(Records to process):
┄┄┄┄┄┄

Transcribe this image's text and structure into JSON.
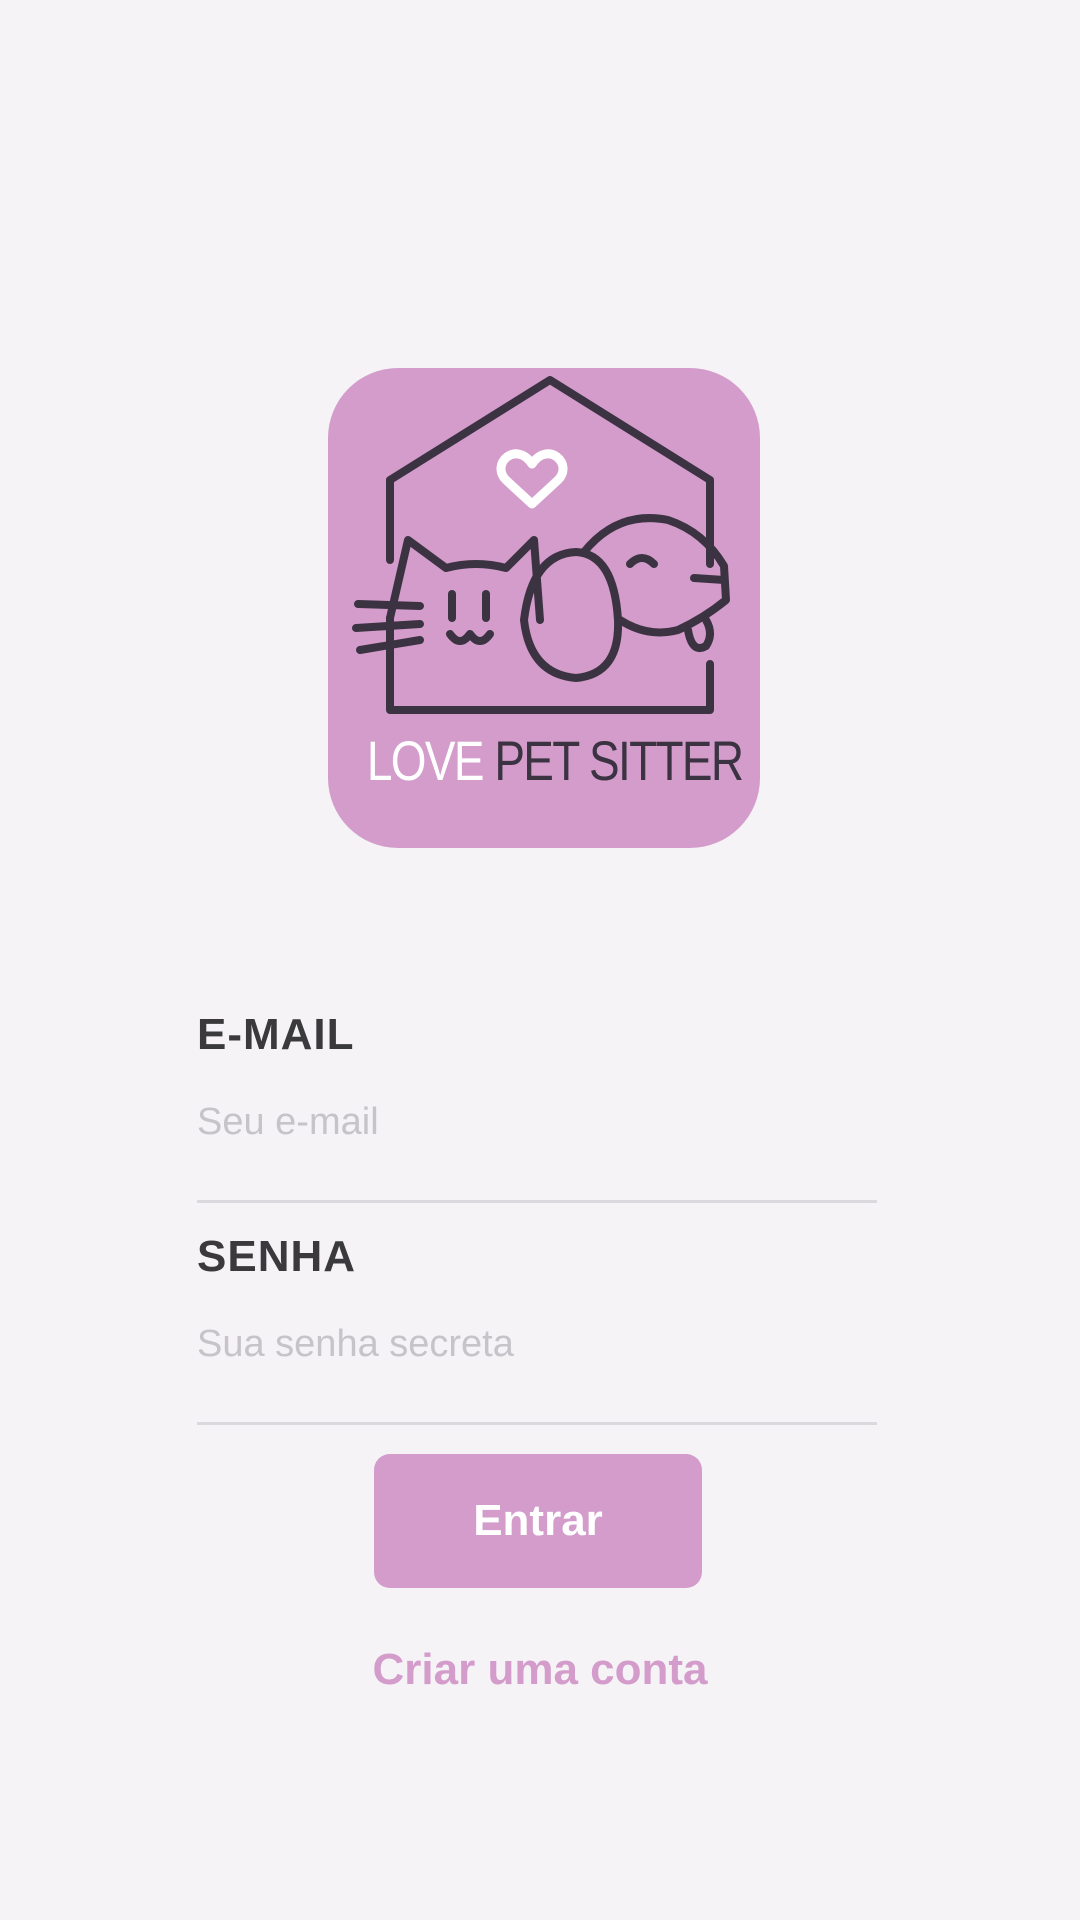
{
  "app": {
    "name": "Love Pet Sitter"
  },
  "logo": {
    "word1": "LOVE",
    "word2": "PET SITTER",
    "icon": "house-cat-dog-heart-icon",
    "background": "#d39ccb",
    "line_color": "#3c3342"
  },
  "form": {
    "email": {
      "label": "E-MAIL",
      "placeholder": "Seu e-mail",
      "value": ""
    },
    "password": {
      "label": "SENHA",
      "placeholder": "Sua senha secreta",
      "value": ""
    }
  },
  "actions": {
    "login_label": "Entrar",
    "signup_label": "Criar uma conta"
  },
  "colors": {
    "accent": "#d39ccb",
    "background": "#f6f3f7",
    "label_text": "#3a3a3c",
    "placeholder_text": "#c6c3c9"
  }
}
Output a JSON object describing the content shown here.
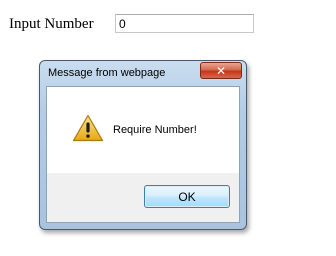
{
  "form": {
    "label": "Input Number",
    "input_value": "0"
  },
  "dialog": {
    "title": "Message from webpage",
    "close_glyph": "✕",
    "message": "Require Number!",
    "ok_label": "OK",
    "icon": "warning-icon"
  },
  "colors": {
    "titlebar": "#b4cce6",
    "close_button": "#c2371c",
    "ok_button_border": "#3c7fb1",
    "warning_yellow": "#f6c23b"
  }
}
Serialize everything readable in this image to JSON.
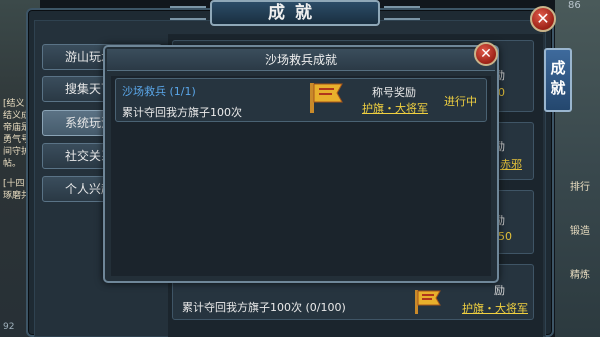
{
  "window": {
    "title": "成就",
    "close_icon": "close-icon",
    "top_right_counter": "86"
  },
  "categories": [
    {
      "label": "游山玩水",
      "active": false
    },
    {
      "label": "搜集天下",
      "active": false
    },
    {
      "label": "系统玩法",
      "active": true
    },
    {
      "label": "社交关系",
      "active": false
    },
    {
      "label": "个人兴趣",
      "active": false
    }
  ],
  "side_tab": {
    "label": "成就"
  },
  "side_icons": [
    "排行",
    "锻造",
    "精炼"
  ],
  "chat": [
    "[结义",
    "结义成",
    "帝庙是",
    "勇气号",
    "间守护",
    "帖。",
    "[十四",
    "琢磨共"
  ],
  "background_cards": {
    "rewards": [
      "励",
      "0",
      "励",
      "赤邪",
      "励",
      "50",
      "励"
    ],
    "bottom_desc": "累计夺回我方旗子100次 (0/100)",
    "bottom_reward": "护旗・大将军"
  },
  "popup": {
    "title": "沙场救兵成就",
    "achievement": {
      "name": "沙场救兵",
      "progress": "(1/1)",
      "description": "累计夺回我方旗子100次",
      "reward_label": "称号奖励",
      "reward_value": "护旗・大将军",
      "status": "进行中"
    }
  },
  "bottom_left_counter": "92"
}
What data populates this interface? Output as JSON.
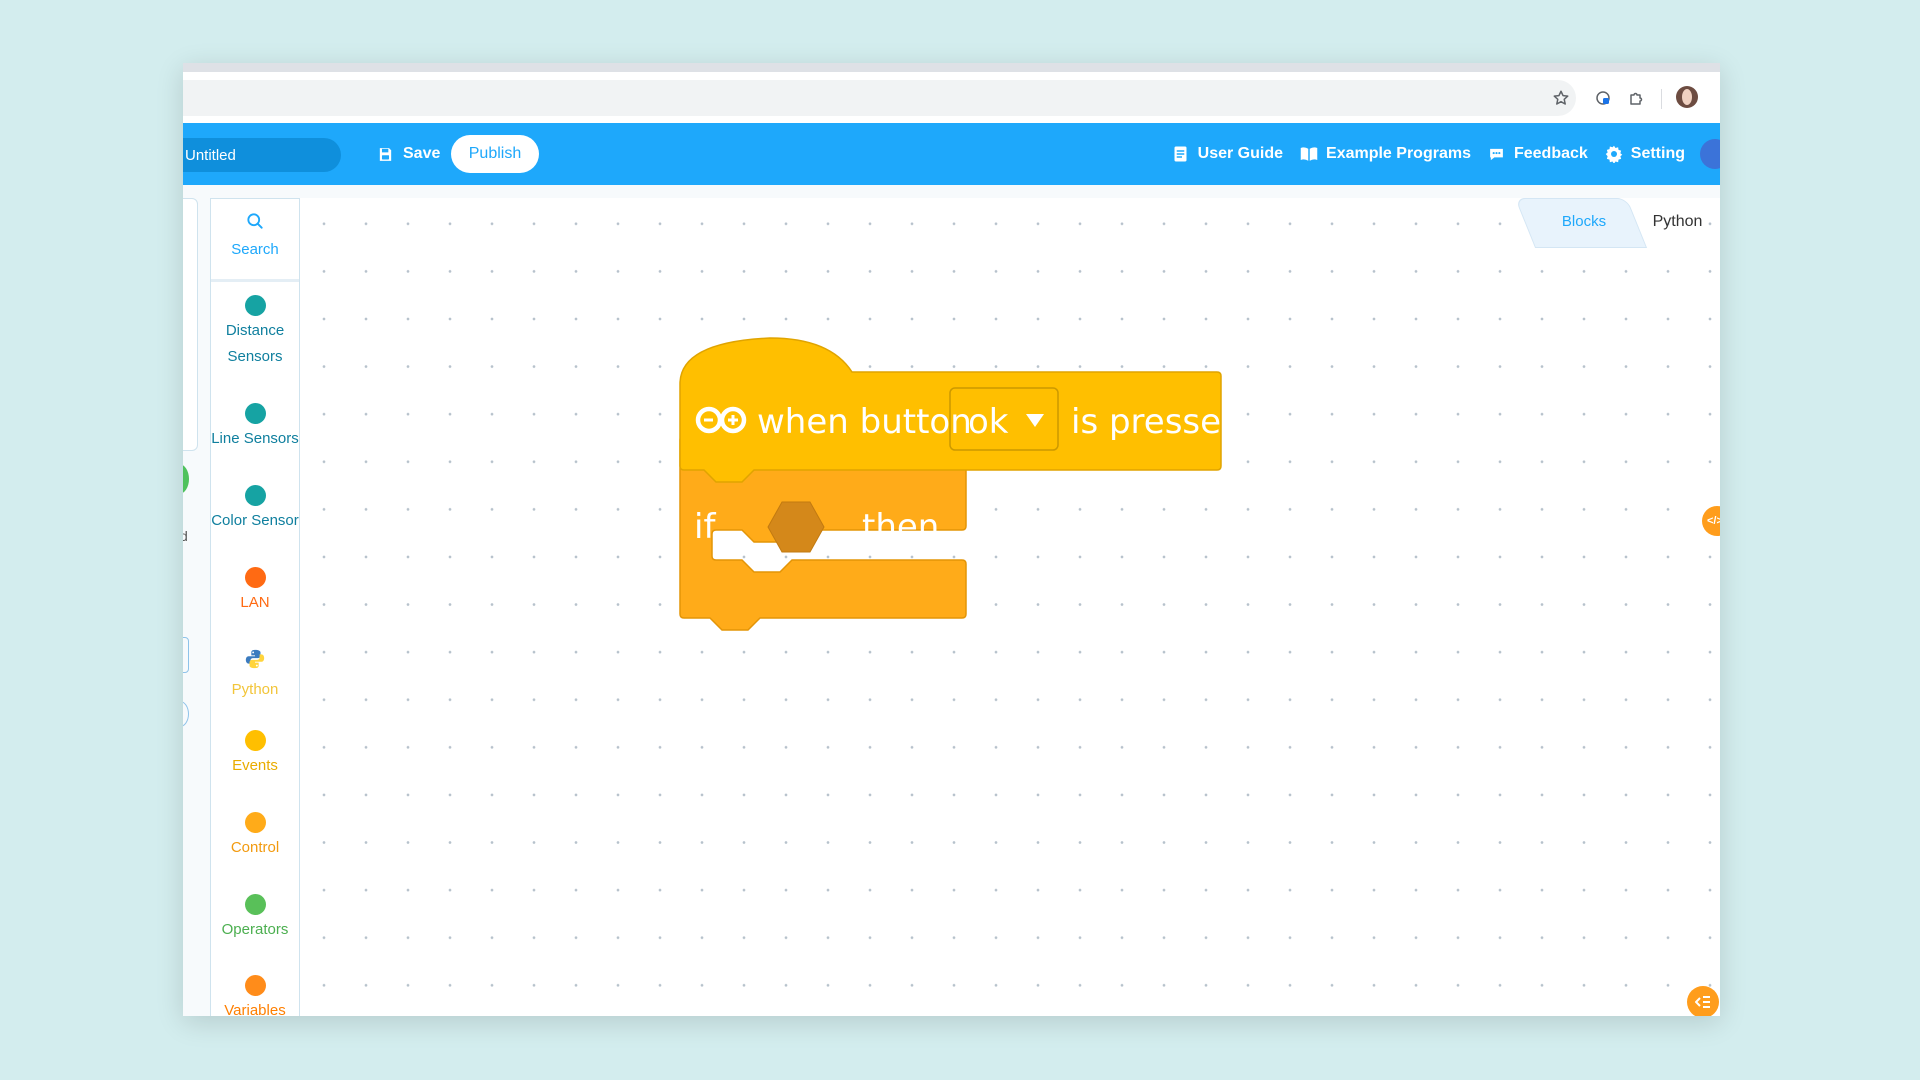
{
  "app": {
    "project_title": "Untitled",
    "save_label": "Save",
    "publish_label": "Publish"
  },
  "nav": {
    "user_guide": "User Guide",
    "example_programs": "Example Programs",
    "feedback": "Feedback",
    "setting": "Setting"
  },
  "palette": {
    "search": "Search",
    "categories": [
      {
        "label": "Distance\nSensors",
        "color": "#16a3a3",
        "icon": "dot"
      },
      {
        "label": "Line Sensors",
        "color": "#16a3a3",
        "icon": "dot"
      },
      {
        "label": "Color Sensor",
        "color": "#16a3a3",
        "icon": "dot"
      },
      {
        "label": "LAN",
        "color": "#ff6a13",
        "icon": "dot"
      },
      {
        "label": "Python",
        "color": "#ffc93d",
        "icon": "python-logo"
      },
      {
        "label": "Events",
        "color": "#ffbf00",
        "icon": "dot"
      },
      {
        "label": "Control",
        "color": "#ffab19",
        "icon": "dot"
      },
      {
        "label": "Operators",
        "color": "#59c059",
        "icon": "dot"
      },
      {
        "label": "Variables",
        "color": "#ff8c1a",
        "icon": "dot"
      }
    ]
  },
  "tabs": {
    "blocks": "Blocks",
    "python": "Python",
    "active": "Blocks"
  },
  "blocks": {
    "hat": {
      "prefix": "when button",
      "dropdown_value": "ok",
      "suffix": "is pressed",
      "color": "#ffbf00"
    },
    "if_block": {
      "if_label": "if",
      "then_label": "then",
      "color": "#ffab19"
    }
  },
  "icons": {
    "side_toggle": "</>",
    "corner_button": "list-collapse-icon"
  }
}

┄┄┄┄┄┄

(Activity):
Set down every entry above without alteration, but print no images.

(Solution for this task):
Transcribe this image's text and structure into JSON.
{
  "app": {
    "name": "Love Pet Sitter"
  },
  "logo": {
    "word1": "LOVE",
    "word2": "PET SITTER",
    "icon": "house-cat-dog-heart-icon",
    "background": "#d39ccb",
    "line_color": "#3c3342"
  },
  "form": {
    "email": {
      "label": "E-MAIL",
      "placeholder": "Seu e-mail",
      "value": ""
    },
    "password": {
      "label": "SENHA",
      "placeholder": "Sua senha secreta",
      "value": ""
    }
  },
  "actions": {
    "login_label": "Entrar",
    "signup_label": "Criar uma conta"
  },
  "colors": {
    "accent": "#d39ccb",
    "background": "#f6f3f7",
    "label_text": "#3a3a3c",
    "placeholder_text": "#c6c3c9"
  }
}
Output a JSON object describing the content shown here.
{
  "form": {
    "label": "Input Number",
    "input_value": "0"
  },
  "dialog": {
    "title": "Message from webpage",
    "close_glyph": "✕",
    "message": "Require Number!",
    "ok_label": "OK",
    "icon": "warning-icon"
  },
  "colors": {
    "titlebar": "#b4cce6",
    "close_button": "#c2371c",
    "ok_button_border": "#3c7fb1",
    "warning_yellow": "#f6c23b"
  }
}
Serialize everything readable in this image to JSON.
{
  "window": {
    "title": "成就",
    "close_icon": "close-icon",
    "top_right_counter": "86"
  },
  "categories": [
    {
      "label": "游山玩水",
      "active": false
    },
    {
      "label": "搜集天下",
      "active": false
    },
    {
      "label": "系统玩法",
      "active": true
    },
    {
      "label": "社交关系",
      "active": false
    },
    {
      "label": "个人兴趣",
      "active": false
    }
  ],
  "side_tab": {
    "label": "成就"
  },
  "side_icons": [
    "排行",
    "锻造",
    "精炼"
  ],
  "chat": [
    "[结义",
    "结义成",
    "帝庙是",
    "勇气号",
    "间守护",
    "帖。",
    "[十四",
    "琢磨共"
  ],
  "background_cards": {
    "rewards": [
      "励",
      "0",
      "励",
      "赤邪",
      "励",
      "50",
      "励"
    ],
    "bottom_desc": "累计夺回我方旗子100次 (0/100)",
    "bottom_reward": "护旗・大将军"
  },
  "popup": {
    "title": "沙场救兵成就",
    "achievement": {
      "name": "沙场救兵",
      "progress": "(1/1)",
      "description": "累计夺回我方旗子100次",
      "reward_label": "称号奖励",
      "reward_value": "护旗・大将军",
      "status": "进行中"
    }
  },
  "bottom_left_counter": "92"
}
What data populates this interface? Output as JSON.
{
  "app": {
    "project_title": "Untitled",
    "save_label": "Save",
    "publish_label": "Publish"
  },
  "nav": {
    "user_guide": "User Guide",
    "example_programs": "Example Programs",
    "feedback": "Feedback",
    "setting": "Setting"
  },
  "palette": {
    "search": "Search",
    "categories": [
      {
        "label": "Distance\nSensors",
        "color": "#16a3a3",
        "icon": "dot"
      },
      {
        "label": "Line Sensors",
        "color": "#16a3a3",
        "icon": "dot"
      },
      {
        "label": "Color Sensor",
        "color": "#16a3a3",
        "icon": "dot"
      },
      {
        "label": "LAN",
        "color": "#ff6a13",
        "icon": "dot"
      },
      {
        "label": "Python",
        "color": "#ffc93d",
        "icon": "python-logo"
      },
      {
        "label": "Events",
        "color": "#ffbf00",
        "icon": "dot"
      },
      {
        "label": "Control",
        "color": "#ffab19",
        "icon": "dot"
      },
      {
        "label": "Operators",
        "color": "#59c059",
        "icon": "dot"
      },
      {
        "label": "Variables",
        "color": "#ff8c1a",
        "icon": "dot"
      }
    ]
  },
  "tabs": {
    "blocks": "Blocks",
    "python": "Python",
    "active": "Blocks"
  },
  "blocks": {
    "hat": {
      "prefix": "when button",
      "dropdown_value": "ok",
      "suffix": "is pressed",
      "color": "#ffbf00"
    },
    "if_block": {
      "if_label": "if",
      "then_label": "then",
      "color": "#ffab19"
    }
  },
  "icons": {
    "side_toggle": "</>",
    "corner_button": "list-collapse-icon"
  }
}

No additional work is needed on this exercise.